[Stored items from a collection]
▬▬▬

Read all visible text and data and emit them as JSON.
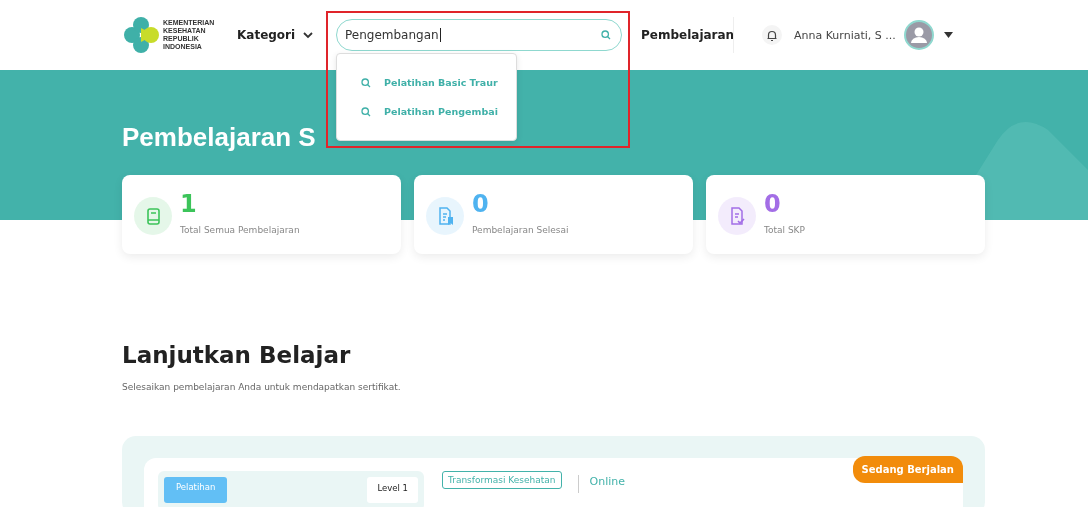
{
  "header": {
    "logo_text": [
      "KEMENTERIAN",
      "KESEHATAN",
      "REPUBLIK",
      "INDONESIA"
    ],
    "category_menu": "Kategori",
    "search": {
      "value": "Pengembangan"
    },
    "nav_link": "Pembelajaran",
    "user_name": "Anna Kurniati, S ..."
  },
  "search_suggestions": [
    "Pelatihan Basic Traur",
    "Pelatihan Pengembai"
  ],
  "hero": {
    "title": "Pembelajaran S"
  },
  "stats": [
    {
      "kind": "book",
      "value": "1",
      "label": "Total Semua Pembelajaran",
      "color": "#3cc45a"
    },
    {
      "kind": "document",
      "value": "0",
      "label": "Pembelajaran Selesai",
      "color": "#4fb3f0"
    },
    {
      "kind": "certificate",
      "value": "0",
      "label": "Total SKP",
      "color": "#a36ee6"
    }
  ],
  "continue": {
    "title": "Lanjutkan Belajar",
    "subtitle": "Selesaikan pembelajaran Anda untuk mendapatkan sertifikat."
  },
  "course_card": {
    "type_tag": "Pelatihan",
    "level": "Level 1",
    "topic": "Transformasi Kesehatan",
    "mode": "Online",
    "status": "Sedang Berjalan"
  }
}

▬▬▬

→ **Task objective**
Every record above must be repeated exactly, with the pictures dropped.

→ **Response to the exercise**
Read all visible text and data and emit them as JSON.
{
  "header": {
    "logo_text": [
      "KEMENTERIAN",
      "KESEHATAN",
      "REPUBLIK",
      "INDONESIA"
    ],
    "category_menu": "Kategori",
    "search": {
      "value": "Pengembangan"
    },
    "nav_link": "Pembelajaran",
    "user_name": "Anna Kurniati, S ..."
  },
  "search_suggestions": [
    "Pelatihan Basic Traur",
    "Pelatihan Pengembai"
  ],
  "hero": {
    "title": "Pembelajaran S"
  },
  "stats": [
    {
      "kind": "book",
      "value": "1",
      "label": "Total Semua Pembelajaran",
      "color": "#3cc45a"
    },
    {
      "kind": "document",
      "value": "0",
      "label": "Pembelajaran Selesai",
      "color": "#4fb3f0"
    },
    {
      "kind": "certificate",
      "value": "0",
      "label": "Total SKP",
      "color": "#a36ee6"
    }
  ],
  "continue": {
    "title": "Lanjutkan Belajar",
    "subtitle": "Selesaikan pembelajaran Anda untuk mendapatkan sertifikat."
  },
  "course_card": {
    "type_tag": "Pelatihan",
    "level": "Level 1",
    "topic": "Transformasi Kesehatan",
    "mode": "Online",
    "status": "Sedang Berjalan"
  }
}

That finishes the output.